All-terrain vehicles (ATVs) and utility work vehicles (UTVs) are both great off-road vehicles for getting around outdoors and having fun. But what is the difference between them? ATVs are usually designed for a single driver to go off-road, while UTVs are larger and can carry heavier loads, as well as additional passengers. The term ATV was originally coined to refer to amphibious all-terrain vehicles that did not travel on horseback, usually with six wheels. In 1973, Honda registered the term All Terrain Cycle (ATC), applying the nickname to all three-wheeled vehicles manufactured by Honda and creating the universal name that is now associated with all vehicles of this type.

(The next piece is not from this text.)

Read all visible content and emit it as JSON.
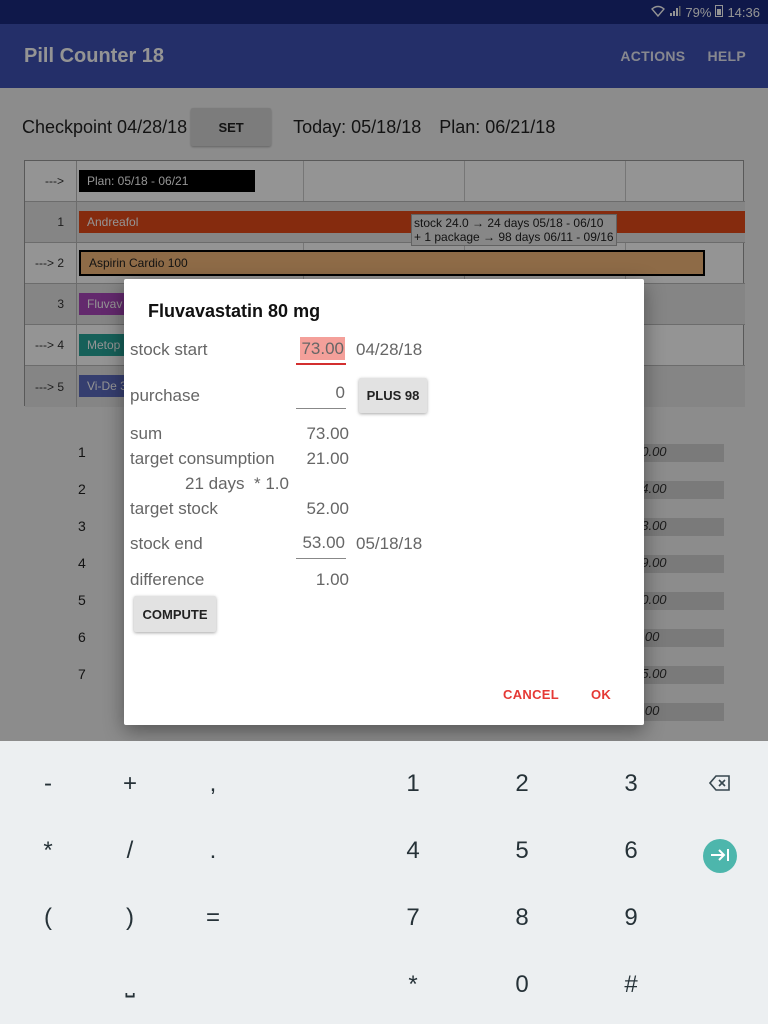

With the introduction of straddled all-terrain vehicles, the term AATV was introduced to define the original category of amphibious all-terrain vehicles. The deep treads of some all-terrain vehicle tires are effective for navigating rocky, muddy and root-covered terrain, but these treads can also dig channels that can drain peat bogs, increase sedimentation in streams at junctions, and damage snowmobile trails. Adventure Vehicles manufactured 3-wheeled all-terrain vehicles and a 3-wheeled utility vehicle with a tilting body using Kohler 8 hp engines and Comet transmission systems (centrifugal clutch with belt drive) and a Comet forward, neutral and reverse transmission. UTVs are often modified to perform a certain job, so adequate comprehensive insurance that covers damage to the vehicle and its modifications can be a valuable tool for quickly getting a UTV back into proper operation.
To be successful in fast trail driving, an ATV must have light weight, high power, good suspension and a low center of gravity. Some have “roll bars” which form a cage-like structure around the operator to provide protection if the vehicle rolls. Safety has been a major problem in off-road vehicles due to the high number of deaths and injuries associated with them and the lack of protection offered by the machine. In 2004, 767 people died in incidents involving all-terrain vehicles.
Since occupant restraint systems (seat belts) are considered standard and the option of adding a windshield and roll bars, UTVs generally have more safety features than all-terrain vehicles. Most of the production takes place in Taiwan, according to European standards; all-terrain vehicles are finally assembled in the Netherlands. Whether you prefer to drive alone off-road with fast turns or if you need a utility vehicle for specialized work, both ATVs and UTVs are great off-road vehicles for getting around outdoors and having fun.